:: What to produce ::
The answer must be an exact copy of the entries below, with no images in it.

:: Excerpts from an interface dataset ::

────────────────────────────────────────

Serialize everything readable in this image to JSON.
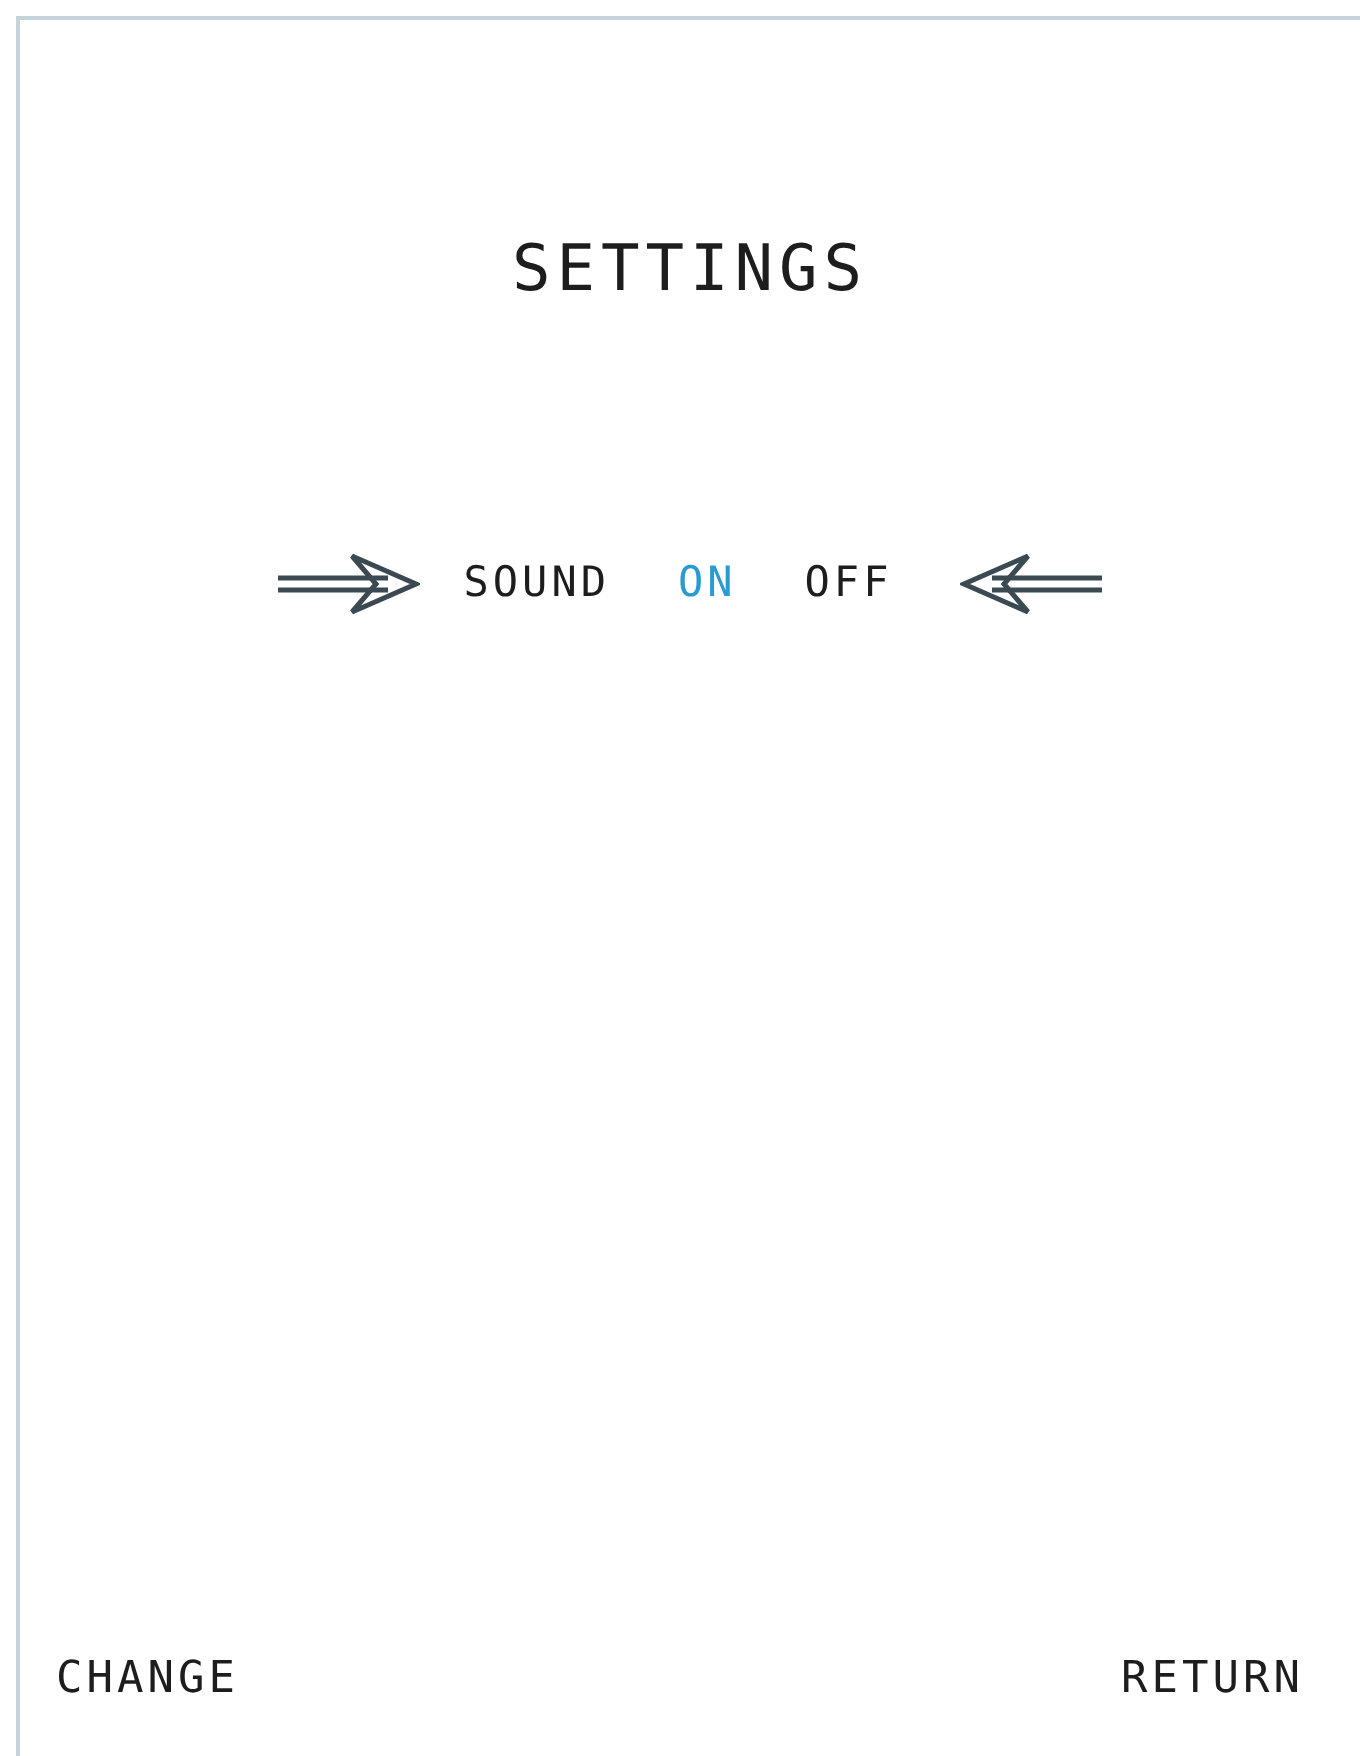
{
  "title": "SETTINGS",
  "option": {
    "label": "SOUND",
    "choices": [
      {
        "label": "ON",
        "selected": true
      },
      {
        "label": "OFF",
        "selected": false
      }
    ]
  },
  "softkeys": {
    "left": "CHANGE",
    "right": "RETURN"
  }
}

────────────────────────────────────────

:: Your response ::
Serialize everything readable in this image to JSON.
{
  "title": "SETTINGS",
  "option": {
    "label": "SOUND",
    "choices": [
      {
        "label": "ON",
        "selected": true
      },
      {
        "label": "OFF",
        "selected": false
      }
    ]
  },
  "softkeys": {
    "left": "CHANGE",
    "right": "RETURN"
  }
}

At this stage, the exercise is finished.